Exercise prompt >> Set down each entry again exactly as written.

*** Task material Section Begins ***

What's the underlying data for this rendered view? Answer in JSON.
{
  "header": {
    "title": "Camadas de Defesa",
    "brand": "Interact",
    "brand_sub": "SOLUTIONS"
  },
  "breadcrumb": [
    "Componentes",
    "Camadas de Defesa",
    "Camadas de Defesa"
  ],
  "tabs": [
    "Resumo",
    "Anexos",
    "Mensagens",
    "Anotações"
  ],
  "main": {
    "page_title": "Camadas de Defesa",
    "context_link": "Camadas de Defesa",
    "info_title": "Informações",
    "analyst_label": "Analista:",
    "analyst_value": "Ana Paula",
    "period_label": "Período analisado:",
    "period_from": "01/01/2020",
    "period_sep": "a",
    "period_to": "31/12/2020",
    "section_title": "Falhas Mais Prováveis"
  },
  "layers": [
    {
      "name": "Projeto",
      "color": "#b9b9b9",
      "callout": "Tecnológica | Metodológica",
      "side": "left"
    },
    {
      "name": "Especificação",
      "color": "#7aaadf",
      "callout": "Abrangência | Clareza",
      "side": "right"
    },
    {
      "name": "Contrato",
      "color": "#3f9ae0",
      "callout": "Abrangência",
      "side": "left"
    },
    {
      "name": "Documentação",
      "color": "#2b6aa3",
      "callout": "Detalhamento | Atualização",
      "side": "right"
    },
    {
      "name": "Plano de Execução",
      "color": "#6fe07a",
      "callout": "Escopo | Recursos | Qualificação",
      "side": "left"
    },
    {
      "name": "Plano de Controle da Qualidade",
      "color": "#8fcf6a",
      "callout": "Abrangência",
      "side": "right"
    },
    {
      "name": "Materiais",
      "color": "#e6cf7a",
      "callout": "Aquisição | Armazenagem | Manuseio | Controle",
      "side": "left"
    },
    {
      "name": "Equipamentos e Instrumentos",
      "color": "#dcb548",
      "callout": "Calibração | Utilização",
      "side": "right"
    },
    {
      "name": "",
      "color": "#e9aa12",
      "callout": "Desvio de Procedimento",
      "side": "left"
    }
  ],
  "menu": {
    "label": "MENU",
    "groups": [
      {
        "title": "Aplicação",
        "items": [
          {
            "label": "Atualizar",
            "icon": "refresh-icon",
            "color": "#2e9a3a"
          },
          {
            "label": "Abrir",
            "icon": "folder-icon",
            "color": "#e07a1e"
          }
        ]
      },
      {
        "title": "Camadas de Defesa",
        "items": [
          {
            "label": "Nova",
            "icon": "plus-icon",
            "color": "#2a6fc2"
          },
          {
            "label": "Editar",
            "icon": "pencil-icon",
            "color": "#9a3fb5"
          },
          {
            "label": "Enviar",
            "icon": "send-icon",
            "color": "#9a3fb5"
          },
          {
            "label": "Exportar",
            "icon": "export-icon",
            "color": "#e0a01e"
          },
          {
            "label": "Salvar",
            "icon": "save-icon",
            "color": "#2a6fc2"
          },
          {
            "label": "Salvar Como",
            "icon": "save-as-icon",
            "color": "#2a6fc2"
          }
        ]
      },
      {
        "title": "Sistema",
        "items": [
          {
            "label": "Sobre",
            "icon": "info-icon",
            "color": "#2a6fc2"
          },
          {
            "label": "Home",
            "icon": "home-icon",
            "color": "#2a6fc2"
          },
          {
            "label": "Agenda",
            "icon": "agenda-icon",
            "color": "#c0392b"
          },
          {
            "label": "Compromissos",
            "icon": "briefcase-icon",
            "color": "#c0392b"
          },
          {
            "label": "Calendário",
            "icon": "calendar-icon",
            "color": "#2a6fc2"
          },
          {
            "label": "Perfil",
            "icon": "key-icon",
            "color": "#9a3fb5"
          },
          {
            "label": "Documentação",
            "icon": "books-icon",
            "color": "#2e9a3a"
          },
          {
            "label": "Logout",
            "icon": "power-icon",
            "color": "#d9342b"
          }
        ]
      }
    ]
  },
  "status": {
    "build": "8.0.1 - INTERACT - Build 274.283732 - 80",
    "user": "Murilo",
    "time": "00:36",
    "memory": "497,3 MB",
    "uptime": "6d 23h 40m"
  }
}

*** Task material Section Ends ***

Output of the task >>
What's the underlying data for this rendered view? Answer in JSON.
{
  "header": {
    "title": "Camadas de Defesa",
    "brand": "Interact",
    "brand_sub": "SOLUTIONS"
  },
  "breadcrumb": [
    "Componentes",
    "Camadas de Defesa",
    "Camadas de Defesa"
  ],
  "tabs": [
    "Resumo",
    "Anexos",
    "Mensagens",
    "Anotações"
  ],
  "main": {
    "page_title": "Camadas de Defesa",
    "context_link": "Camadas de Defesa",
    "info_title": "Informações",
    "analyst_label": "Analista:",
    "analyst_value": "Ana Paula",
    "period_label": "Período analisado:",
    "period_from": "01/01/2020",
    "period_sep": "a",
    "period_to": "31/12/2020",
    "section_title": "Falhas Mais Prováveis"
  },
  "layers": [
    {
      "name": "Projeto",
      "color": "#b9b9b9",
      "callout": "Tecnológica | Metodológica",
      "side": "left"
    },
    {
      "name": "Especificação",
      "color": "#7aaadf",
      "callout": "Abrangência | Clareza",
      "side": "right"
    },
    {
      "name": "Contrato",
      "color": "#3f9ae0",
      "callout": "Abrangência",
      "side": "left"
    },
    {
      "name": "Documentação",
      "color": "#2b6aa3",
      "callout": "Detalhamento | Atualização",
      "side": "right"
    },
    {
      "name": "Plano de Execução",
      "color": "#6fe07a",
      "callout": "Escopo | Recursos | Qualificação",
      "side": "left"
    },
    {
      "name": "Plano de Controle da Qualidade",
      "color": "#8fcf6a",
      "callout": "Abrangência",
      "side": "right"
    },
    {
      "name": "Materiais",
      "color": "#e6cf7a",
      "callout": "Aquisição | Armazenagem | Manuseio | Controle",
      "side": "left"
    },
    {
      "name": "Equipamentos e Instrumentos",
      "color": "#dcb548",
      "callout": "Calibração | Utilização",
      "side": "right"
    },
    {
      "name": "",
      "color": "#e9aa12",
      "callout": "Desvio de Procedimento",
      "side": "left"
    }
  ],
  "menu": {
    "label": "MENU",
    "groups": [
      {
        "title": "Aplicação",
        "items": [
          {
            "label": "Atualizar",
            "icon": "refresh-icon",
            "color": "#2e9a3a"
          },
          {
            "label": "Abrir",
            "icon": "folder-icon",
            "color": "#e07a1e"
          }
        ]
      },
      {
        "title": "Camadas de Defesa",
        "items": [
          {
            "label": "Nova",
            "icon": "plus-icon",
            "color": "#2a6fc2"
          },
          {
            "label": "Editar",
            "icon": "pencil-icon",
            "color": "#9a3fb5"
          },
          {
            "label": "Enviar",
            "icon": "send-icon",
            "color": "#9a3fb5"
          },
          {
            "label": "Exportar",
            "icon": "export-icon",
            "color": "#e0a01e"
          },
          {
            "label": "Salvar",
            "icon": "save-icon",
            "color": "#2a6fc2"
          },
          {
            "label": "Salvar Como",
            "icon": "save-as-icon",
            "color": "#2a6fc2"
          }
        ]
      },
      {
        "title": "Sistema",
        "items": [
          {
            "label": "Sobre",
            "icon": "info-icon",
            "color": "#2a6fc2"
          },
          {
            "label": "Home",
            "icon": "home-icon",
            "color": "#2a6fc2"
          },
          {
            "label": "Agenda",
            "icon": "agenda-icon",
            "color": "#c0392b"
          },
          {
            "label": "Compromissos",
            "icon": "briefcase-icon",
            "color": "#c0392b"
          },
          {
            "label": "Calendário",
            "icon": "calendar-icon",
            "color": "#2a6fc2"
          },
          {
            "label": "Perfil",
            "icon": "key-icon",
            "color": "#9a3fb5"
          },
          {
            "label": "Documentação",
            "icon": "books-icon",
            "color": "#2e9a3a"
          },
          {
            "label": "Logout",
            "icon": "power-icon",
            "color": "#d9342b"
          }
        ]
      }
    ]
  },
  "status": {
    "build": "8.0.1 - INTERACT - Build 274.283732 - 80",
    "user": "Murilo",
    "time": "00:36",
    "memory": "497,3 MB",
    "uptime": "6d 23h 40m"
  }
}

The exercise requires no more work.